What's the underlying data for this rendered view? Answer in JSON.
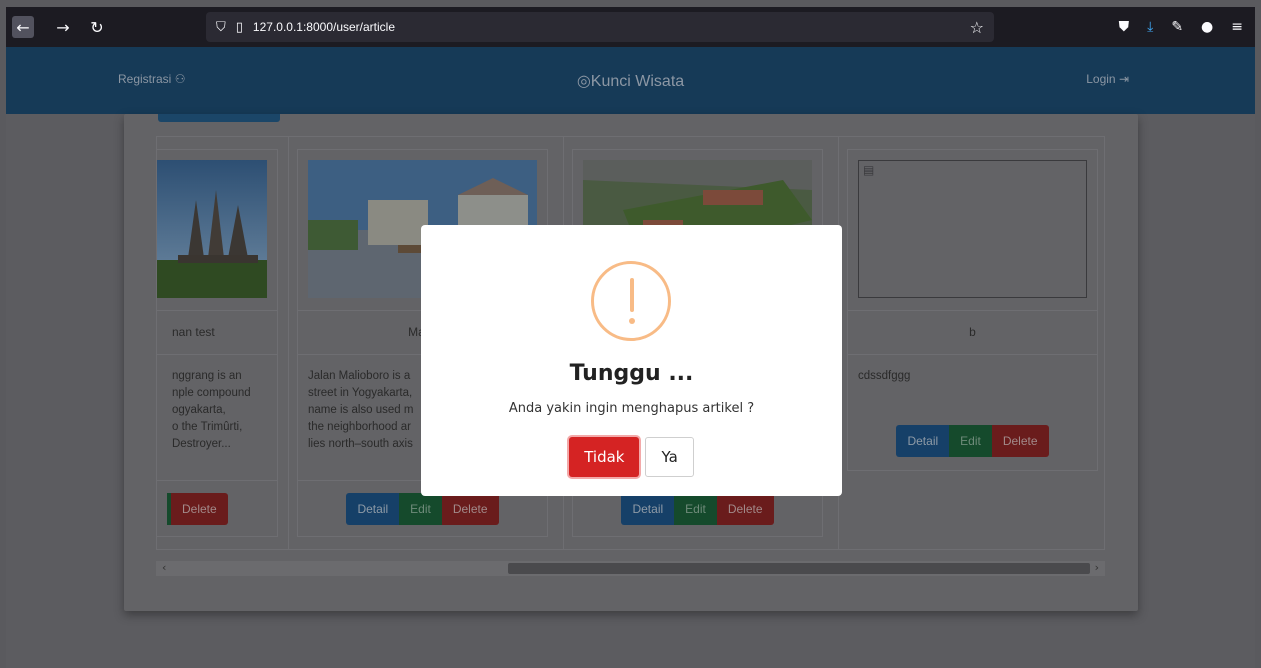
{
  "browser": {
    "url": "127.0.0.1:8000/user/article"
  },
  "header": {
    "register": "Registrasi",
    "brand": "Kunci Wisata",
    "login": "Login"
  },
  "cards": [
    {
      "title": "nan test",
      "desc": "nggrang is an\nnple compound\nogyakarta,\no the Trimûrti,\nDestroyer...",
      "buttons": {
        "delete": "Delete"
      }
    },
    {
      "title": "Malio",
      "desc": "Jalan Malioboro is a\nstreet in Yogyakarta,\nname is also used m\nthe neighborhood ar\nlies north–south axis",
      "buttons": {
        "detail": "Detail",
        "edit": "Edit",
        "delete": "Delete"
      }
    },
    {
      "title": "",
      "desc": "",
      "buttons": {
        "detail": "Detail",
        "edit": "Edit",
        "delete": "Delete"
      }
    },
    {
      "title": "b",
      "desc": "cdssdfggg",
      "buttons": {
        "detail": "Detail",
        "edit": "Edit",
        "delete": "Delete"
      }
    }
  ],
  "modal": {
    "title": "Tunggu ...",
    "text": "Anda yakin ingin menghapus artikel ?",
    "cancel": "Tidak",
    "confirm": "Ya"
  },
  "colors": {
    "header": "#163a57",
    "danger": "#d52323",
    "warning": "#f8bb86"
  }
}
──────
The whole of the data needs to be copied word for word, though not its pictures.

What's the underlying data for this rendered view? Answer in JSON.
{
  "browser": {
    "url": "127.0.0.1:8000/user/article"
  },
  "header": {
    "register": "Registrasi",
    "brand": "Kunci Wisata",
    "login": "Login"
  },
  "cards": [
    {
      "title": "nan test",
      "desc": "nggrang is an\nnple compound\nogyakarta,\no the Trimûrti,\nDestroyer...",
      "buttons": {
        "delete": "Delete"
      }
    },
    {
      "title": "Malio",
      "desc": "Jalan Malioboro is a\nstreet in Yogyakarta,\nname is also used m\nthe neighborhood ar\nlies north–south axis",
      "buttons": {
        "detail": "Detail",
        "edit": "Edit",
        "delete": "Delete"
      }
    },
    {
      "title": "",
      "desc": "",
      "buttons": {
        "detail": "Detail",
        "edit": "Edit",
        "delete": "Delete"
      }
    },
    {
      "title": "b",
      "desc": "cdssdfggg",
      "buttons": {
        "detail": "Detail",
        "edit": "Edit",
        "delete": "Delete"
      }
    }
  ],
  "modal": {
    "title": "Tunggu ...",
    "text": "Anda yakin ingin menghapus artikel ?",
    "cancel": "Tidak",
    "confirm": "Ya"
  },
  "colors": {
    "header": "#163a57",
    "danger": "#d52323",
    "warning": "#f8bb86"
  }
}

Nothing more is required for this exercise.